Hawks keep eye on library's roof

Folly the Harris Hawk will be protecting the roof with Madam the Saker Falcon

The environmentally-friendly roof of a new library in Cardiff has two guardians of the feathered variety.

Birds of prey Folly and Madam have been brought in temporarily to keep other birds away from eating seedlings and nesting on the grass sedum roof.

Once grown, the grass topping will help insulate the building in winter, reduce rainwater runoff and protect the roof from UV light to help extend its life.

The birds will guard the roof until building work is completed.

Folly is a male brown Harris Hawk with rusty red markings on his wings while Madam is a cream female Saker Falcon with brown wings.

Both have been trained by Phillippa Hawkins, the keeper of the resident hawk called Dad at the Millennium Stadium.

Dad keeps other birds out of the ground and off the pitch and similarly Folly and Madam will take it in turns to guard the roof.

The roof is now in a very important and fragile stage of growth so the last thing we want is for birds to fly down and disturb the growing process
Jamie Payne, library project manager

They will be accompanied by a trained falconer.

Jamie Payne, project manager for the library, said the presence of the birds was aimed at preventing seagulls and other birds from getting too close.

"They are fantastic birds and they look great, I'm sure they will do a good job while they are with us at the library," he said.

"The soil was pumped up on to the roof last month and the sedum grass seeds have been planted.

"The roof is now in a very important and fragile stage of growth so the last thing we want is for birds to fly down and disturb the growing process.

"When it has grown the sedum grass roof is just one of the library's green features which will help to make it the most sustainable buildings in Cardiff."

The grass roof will also reduce heat loss in the summer and assist in the removal of CO2 and other pollutants from the air in the city centre.

The new library building at the southern end of the Hayes in the city centre, is part of the St David's 2 development which will open in 2009.

Advertisement

Rhodri Lewis talks to Philippa Hawkins about how birds of prey will protect the library's roof



Print Sponsor


SEE ALSO
Work on capital's facelift begins
12 Jul 05 |  South East Wales

RELATED INTERNET LINKS
The BBC is not responsible for the content of external internet sites


FEATURES, VIEWS, ANALYSIS
Has China's housing bubble burst?
How the world's oldest clove tree defied an empire
Why Royal Ballet principal Sergei Polunin quit

BBC navigation

BBC © 2013 The BBC is not responsible for the content of external sites. Read more.

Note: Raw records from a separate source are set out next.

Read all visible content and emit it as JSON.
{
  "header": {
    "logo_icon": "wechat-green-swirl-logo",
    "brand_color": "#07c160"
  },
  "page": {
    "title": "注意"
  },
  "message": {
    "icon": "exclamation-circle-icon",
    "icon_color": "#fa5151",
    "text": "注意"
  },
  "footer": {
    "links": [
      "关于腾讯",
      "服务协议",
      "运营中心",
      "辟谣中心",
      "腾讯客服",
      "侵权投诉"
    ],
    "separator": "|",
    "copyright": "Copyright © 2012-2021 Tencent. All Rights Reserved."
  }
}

This page is best viewed in an up-to-date web browser with style sheets (CSS) enabled. While you will be able to view the content of this page in your current browser, you will not be able to get the full visual experience. Please consider upgrading your browser software or enabling style sheets (CSS) if you are able to do so.

Americas Africa Europe Middle East South Asia Asia Pacific